It was the i, not the Internet, that did for the Independent
Our newsagents are about to get a little duller: the Independent is no more – at least, not the print edition. I know that, in this brave new digital world of ours, we’re not supposed to equate the end of print with the death of a title. But it’s certainly the end of an era. The Independent is what brought me into journalism: I started reading it when it was set up, and was hooked pretty quickly. My first journalistic heroes—Andrew Marr and Neal Ascherson—wrote for its pages. A friend bought me Paper Dreams, Stephen Glover’s story of the Independent, for my 20th birthday. I had no friends or relatives in journalism, but that book opened a portal into this world – and I was converted; I decided that this was what I wanted to do with my life. I succeeded in getting work experience at the Independent in 1996, which was great because even then it had no staff and the interns got to write in the paper. There was plenty of gallows humour about how the whole enterprise was doomed and had only a few months to live. And that was 20 years ago.
Shortly after I was there, Andrew Marr became the paper’s editor. He met Kelvin MacKenzie, former editor of the Sun and later recalled their exchange:
‘“Congratulations, young Marr… or Number Four, as I shall now call you.’ I blinked and smiled. “Why number four, I asked, why not Andrew?” “Because,” said Kelvin, “You’re the fourth of them. I’m not going to call you by your name because we don’t want to get all human and intimate. Then I might be upset when they sack you… as they undoubtedly will.”’
And they did. Any editor works with the Sword of Damocles hanging over their desk – and when a publication has lost its way, editors are sacked fairly frequently. But under the Independent’s current editor, the brilliant Amol Rajan, I’d say that the newspaper was going through a revival – as we saw with its magnificent redesign. But it had a potent rival. Not the Times (contrary to what the Guardian says, its price war was with the Daily Telegraph) but the i. Look at the below chart: it shows you how the smaller, cheaper version—the i cost 40p to the Independent‘s £1.60—rose at the expense of the mothership, cannibalising its sales.
It could well be, as John Rentoul argues, that this saved the Independent – that selling a popular 40p version brought in extra revenue and prolonged the life of the paper. But ultimately, there was not space in the market for both newspapers – especially wih advertising moving online so quickly.
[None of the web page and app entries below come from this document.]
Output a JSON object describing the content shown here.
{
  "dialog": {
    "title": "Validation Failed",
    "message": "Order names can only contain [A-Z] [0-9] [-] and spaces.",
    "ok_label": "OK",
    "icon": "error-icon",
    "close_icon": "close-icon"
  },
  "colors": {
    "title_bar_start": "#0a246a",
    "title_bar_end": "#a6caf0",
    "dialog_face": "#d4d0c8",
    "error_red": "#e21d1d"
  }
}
I’m not sure that the Independent’s website will be comparable to the newspaper. On its homepage right now, we’re invited to read about how a woman cut off a guy’s penis and took it to a police station: such stories do well online, but Amol would never put it on the front of the newspaper. One can argue that new technology created the Independent, and killed it – but the Independent hasn’t really died. It has just changed its form: it went tabloid, then split in two, and one half is now going out of print. The other half, i, is being sold to Johnston Press, who bought my old newspaper, the Scotsman, ten years ago. The independent’s website will take only 25 journalists from the print title; about 40 are expected to move to the i and about 90 now face redundancy. The last issue will be on 26 March. (I’ll add it to my last News of the World: before this decade is out I suspect collectors will be able to buy the last print edition of the Guardian)
At its best the Independent was a project, as much as it was a newspaper: Marr referred to it as a ‘noble cause and perpetual delight’. And here’s how Glover ended his book…
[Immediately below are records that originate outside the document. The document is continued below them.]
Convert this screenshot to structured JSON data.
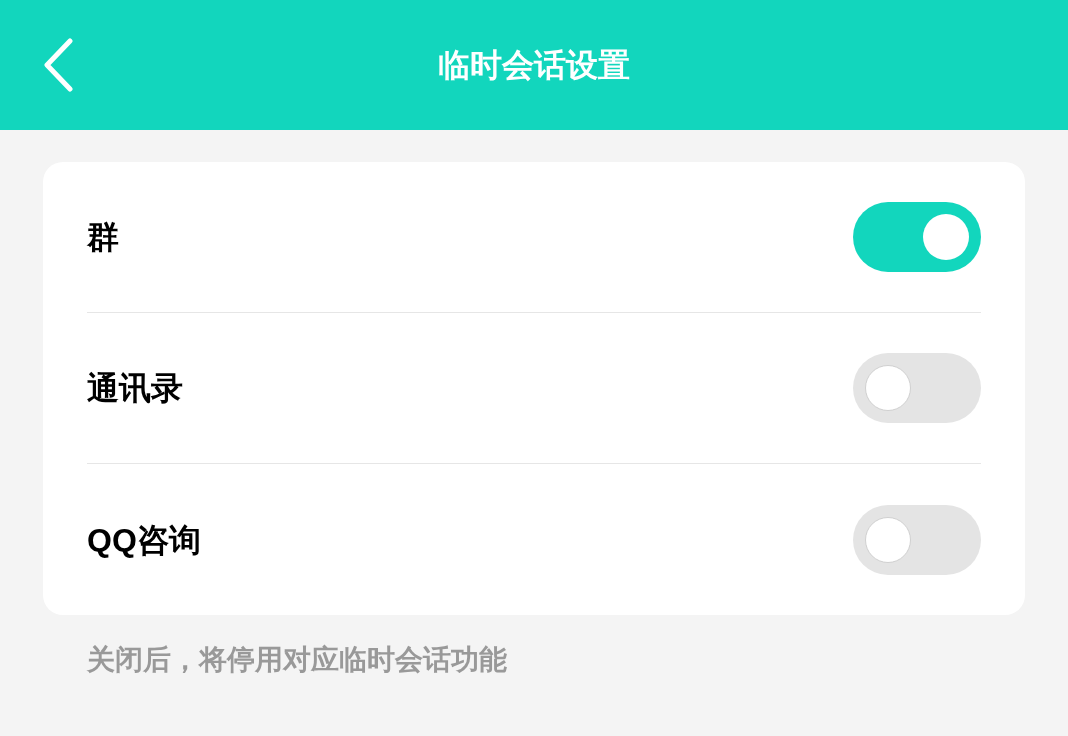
{
  "header": {
    "title": "临时会话设置"
  },
  "settings": [
    {
      "label": "群",
      "on": true
    },
    {
      "label": "通讯录",
      "on": false
    },
    {
      "label": "QQ咨询",
      "on": false
    }
  ],
  "footnote": "关闭后，将停用对应临时会话功能"
}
‘For the moment the Independent – I use the word now to describe the company which I helped to found – is a great ship becalmed on a windless ocean. One day, I hope, I trust, the sweet winds will rise up again, our sails will open and the ship will be carried forward, whatever its crew, to new adventures.’
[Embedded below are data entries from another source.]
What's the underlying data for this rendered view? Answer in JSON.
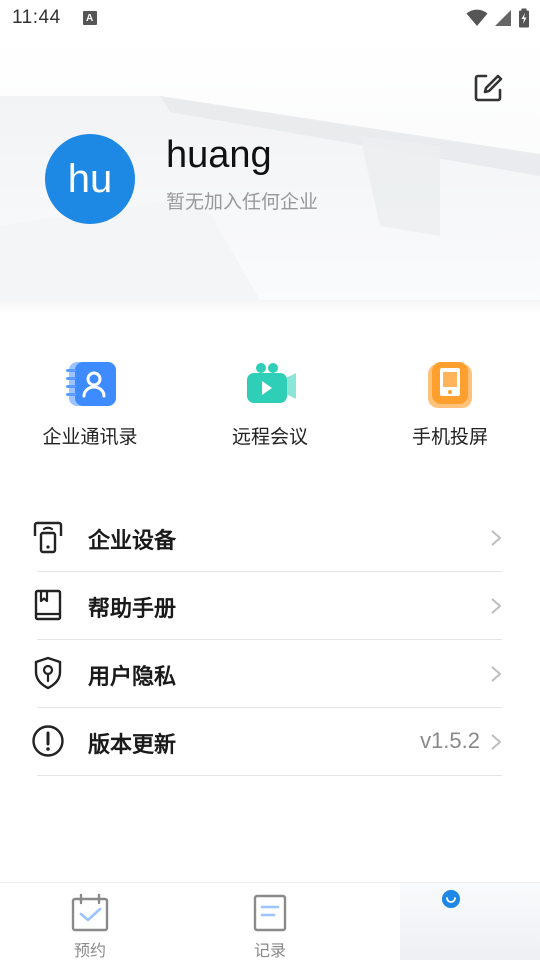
{
  "status_bar": {
    "time": "11:44",
    "notification_icon": "A"
  },
  "profile": {
    "avatar_text": "hu",
    "name": "huang",
    "subtitle": "暂无加入任何企业",
    "edit_icon": "edit-icon",
    "avatar_color": "#1e88e5"
  },
  "quick_actions": [
    {
      "label": "企业通讯录",
      "icon": "contacts-book-icon",
      "color": "#3d8bff"
    },
    {
      "label": "远程会议",
      "icon": "video-camera-icon",
      "color": "#2ecfb6"
    },
    {
      "label": "手机投屏",
      "icon": "phone-cast-icon",
      "color": "#ff9f2e"
    }
  ],
  "menu": [
    {
      "label": "企业设备",
      "icon": "device-icon",
      "value": ""
    },
    {
      "label": "帮助手册",
      "icon": "book-icon",
      "value": ""
    },
    {
      "label": "用户隐私",
      "icon": "shield-icon",
      "value": ""
    },
    {
      "label": "版本更新",
      "icon": "info-icon",
      "value": "v1.5.2"
    }
  ],
  "tabbar": {
    "tabs": [
      {
        "label": "预约",
        "icon": "calendar-check-icon"
      },
      {
        "label": "记录",
        "icon": "document-icon"
      },
      {
        "label": "",
        "icon": "profile-icon",
        "active": true
      }
    ],
    "active_color": "#1e88e5",
    "inactive_color": "#8a8a8a"
  }
}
P.S. Further to the idea of the Independent being born by technology: a good explanation was given in the Independent last month by Donald Macintyre, one of the refuseniks who left the Times in protest at its move to Wapping and its embrace of desktop publishing technology. He now admits that the Independent (which snapped him up) was a beneficiary of the Wapping dispute in two ways:
‘It gained from the corrosive impact on the image of The Times, the once pre-eminent paper of record, from being produced behind barbed wire at a Wapping plant besieged by pickets. But it gained even more because Murdoch’s coup, however brutal, made it easier for a new newspaper to launch at all with new technology.’